“We all know that digital ulcers are common in patients with systemic sclerosis; up to 50% of the patients may develop these lesions, and if we leave these lesions untreated, they may turn gangrenous and the patients may require amputation,” Alexandru Garaiman, a doctoral student in clinical science at the department of rheumatology at the University Hospital Zurich in Switzerland said during a press conference. “Although, the use of iloprost, PDE5 inhibitors or bosentan is beneficial in the management of digital ulcers, the prevention and healing of digital ulcers is still a challenge in clinical practice.”

“Our model revealed that platelet inhibitors are associated with a lower probability of digital ulcer occurrence,” Alexandru Garaiman, told attendees. Source: Adobe Stock

Garaiman and colleagues used prospective data from the European Scleroderma Trials and Research group (EUSTAR) registry to identify patients who met the 2013 ACR/EULAR SSc classification criteria with comprehensive longitudinal data on the presence of digital ulcers and platelet inhibitors.

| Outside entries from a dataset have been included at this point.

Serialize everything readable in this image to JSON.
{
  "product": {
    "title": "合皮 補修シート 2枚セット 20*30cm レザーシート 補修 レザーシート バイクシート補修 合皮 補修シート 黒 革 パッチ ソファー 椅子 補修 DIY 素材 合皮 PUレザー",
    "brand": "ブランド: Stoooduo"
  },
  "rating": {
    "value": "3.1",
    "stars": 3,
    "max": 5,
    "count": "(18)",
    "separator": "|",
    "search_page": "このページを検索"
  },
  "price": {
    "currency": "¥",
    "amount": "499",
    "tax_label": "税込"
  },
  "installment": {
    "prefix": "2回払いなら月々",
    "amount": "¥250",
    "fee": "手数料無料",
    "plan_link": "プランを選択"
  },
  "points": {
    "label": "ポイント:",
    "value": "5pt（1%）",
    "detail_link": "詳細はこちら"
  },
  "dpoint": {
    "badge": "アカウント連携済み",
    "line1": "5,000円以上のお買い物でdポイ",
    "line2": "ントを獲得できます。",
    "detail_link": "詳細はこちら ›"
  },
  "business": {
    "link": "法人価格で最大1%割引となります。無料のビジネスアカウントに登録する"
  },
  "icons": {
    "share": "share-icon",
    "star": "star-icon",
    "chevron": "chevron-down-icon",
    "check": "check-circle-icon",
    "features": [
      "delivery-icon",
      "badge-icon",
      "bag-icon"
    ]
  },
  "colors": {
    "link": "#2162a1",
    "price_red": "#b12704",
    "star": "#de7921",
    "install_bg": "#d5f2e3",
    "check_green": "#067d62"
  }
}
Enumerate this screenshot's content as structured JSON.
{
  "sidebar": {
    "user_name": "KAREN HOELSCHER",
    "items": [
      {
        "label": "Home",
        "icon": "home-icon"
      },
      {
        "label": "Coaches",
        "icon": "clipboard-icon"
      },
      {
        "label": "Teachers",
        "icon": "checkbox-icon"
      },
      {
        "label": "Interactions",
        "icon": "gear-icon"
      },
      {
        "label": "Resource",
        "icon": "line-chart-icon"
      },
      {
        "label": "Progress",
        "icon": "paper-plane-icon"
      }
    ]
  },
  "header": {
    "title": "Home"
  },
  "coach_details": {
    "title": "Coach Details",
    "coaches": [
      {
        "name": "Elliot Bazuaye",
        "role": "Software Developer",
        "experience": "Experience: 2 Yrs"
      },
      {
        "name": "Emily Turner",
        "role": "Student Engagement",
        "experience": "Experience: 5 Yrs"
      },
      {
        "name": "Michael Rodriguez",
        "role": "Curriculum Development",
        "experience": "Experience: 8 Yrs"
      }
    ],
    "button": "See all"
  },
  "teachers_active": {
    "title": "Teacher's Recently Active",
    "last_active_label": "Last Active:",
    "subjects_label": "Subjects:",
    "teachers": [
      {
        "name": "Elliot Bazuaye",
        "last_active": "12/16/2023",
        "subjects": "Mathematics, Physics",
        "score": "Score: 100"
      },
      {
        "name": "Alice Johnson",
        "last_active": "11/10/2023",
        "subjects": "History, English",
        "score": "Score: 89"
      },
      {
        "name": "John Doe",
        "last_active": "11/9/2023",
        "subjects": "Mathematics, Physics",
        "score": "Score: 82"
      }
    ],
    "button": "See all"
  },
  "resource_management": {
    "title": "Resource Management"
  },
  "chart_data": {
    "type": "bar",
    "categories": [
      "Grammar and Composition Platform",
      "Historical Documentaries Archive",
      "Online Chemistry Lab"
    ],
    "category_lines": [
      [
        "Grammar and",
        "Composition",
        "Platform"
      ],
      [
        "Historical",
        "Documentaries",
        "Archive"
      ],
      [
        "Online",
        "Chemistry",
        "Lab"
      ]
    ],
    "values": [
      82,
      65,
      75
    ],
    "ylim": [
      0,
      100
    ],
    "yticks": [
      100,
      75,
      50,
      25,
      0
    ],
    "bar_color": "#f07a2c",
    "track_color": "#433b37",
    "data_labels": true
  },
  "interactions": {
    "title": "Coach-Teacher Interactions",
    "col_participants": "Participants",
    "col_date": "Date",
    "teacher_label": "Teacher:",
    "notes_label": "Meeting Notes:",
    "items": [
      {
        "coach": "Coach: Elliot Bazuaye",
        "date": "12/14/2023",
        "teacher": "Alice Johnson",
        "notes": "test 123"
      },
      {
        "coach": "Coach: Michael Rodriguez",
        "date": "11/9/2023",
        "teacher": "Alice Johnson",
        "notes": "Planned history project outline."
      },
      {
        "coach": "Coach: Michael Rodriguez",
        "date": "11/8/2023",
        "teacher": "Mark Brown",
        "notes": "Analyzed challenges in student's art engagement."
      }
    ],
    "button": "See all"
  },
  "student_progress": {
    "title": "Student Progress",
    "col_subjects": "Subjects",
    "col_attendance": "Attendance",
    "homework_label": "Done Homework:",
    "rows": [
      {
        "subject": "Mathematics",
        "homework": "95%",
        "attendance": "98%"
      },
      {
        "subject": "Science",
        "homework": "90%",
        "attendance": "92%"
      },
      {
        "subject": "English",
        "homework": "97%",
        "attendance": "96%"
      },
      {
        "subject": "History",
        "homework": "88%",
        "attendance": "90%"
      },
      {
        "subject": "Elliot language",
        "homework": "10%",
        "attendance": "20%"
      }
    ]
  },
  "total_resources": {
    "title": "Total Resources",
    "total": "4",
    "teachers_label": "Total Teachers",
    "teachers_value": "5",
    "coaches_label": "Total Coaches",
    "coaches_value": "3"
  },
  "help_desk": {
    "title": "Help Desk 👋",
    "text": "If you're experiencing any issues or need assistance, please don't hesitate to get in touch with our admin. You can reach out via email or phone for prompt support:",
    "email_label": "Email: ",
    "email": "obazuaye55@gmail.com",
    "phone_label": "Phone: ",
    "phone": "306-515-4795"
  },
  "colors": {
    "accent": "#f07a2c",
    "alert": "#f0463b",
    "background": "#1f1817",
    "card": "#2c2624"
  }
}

The dataset — which included information from each patient’s (n = 3,710) last follow-up visit — was split into two cohorts: patients recorded in the EUSTAR registry before Jan. 1, 2017 (derivation cohort), and those recorded after (validation cohort).

More than half of the patients (67.8%) had limited cutaneous systemic sclerosis, 14.6% were male, median disease duration was 8.94 years and median age was 56.97 years.

At baseline, 486 patients had digital ulcers and 150 had taken platelet inhibitors. Median follow-up was 1.03 years, at which time 487 patients had digital ulcers and 90 had taken platelet inhibitors.

According to the researchers, their model confirmed previously reported risk factors for the presence of digital ulcers at follow-up, including smoking, prior digital ulcers and SCL-70 positive status, among others.

Additionally, their model revealed that exposure to platelet therapy was associated with a lower odds ratio of digital ulcer occurrence at follow-up (OR = .25; 95% CI, .07-.77).

“We developed and validated a performance prediction model, which is ready to assist the rheumatologist in decision making regarding the management of digital ulcers,” Garaiman said. “... Our model revealed that platelet inhibitors are associated with a lower probability of digital ulcer occurrence. But, of course, all these findings should be confirmed, ideally in a randomized, clinical, controlled trial before treatment recommendations or guidelines can be made.”

He added that “if the therapeutic effect of platelet inhibitors can be also demonstrated in this study design, this would mean we’d have another treatment option for systemic sclerosis patients with digital ulcers, and one that is readily available in most countries at a low price.”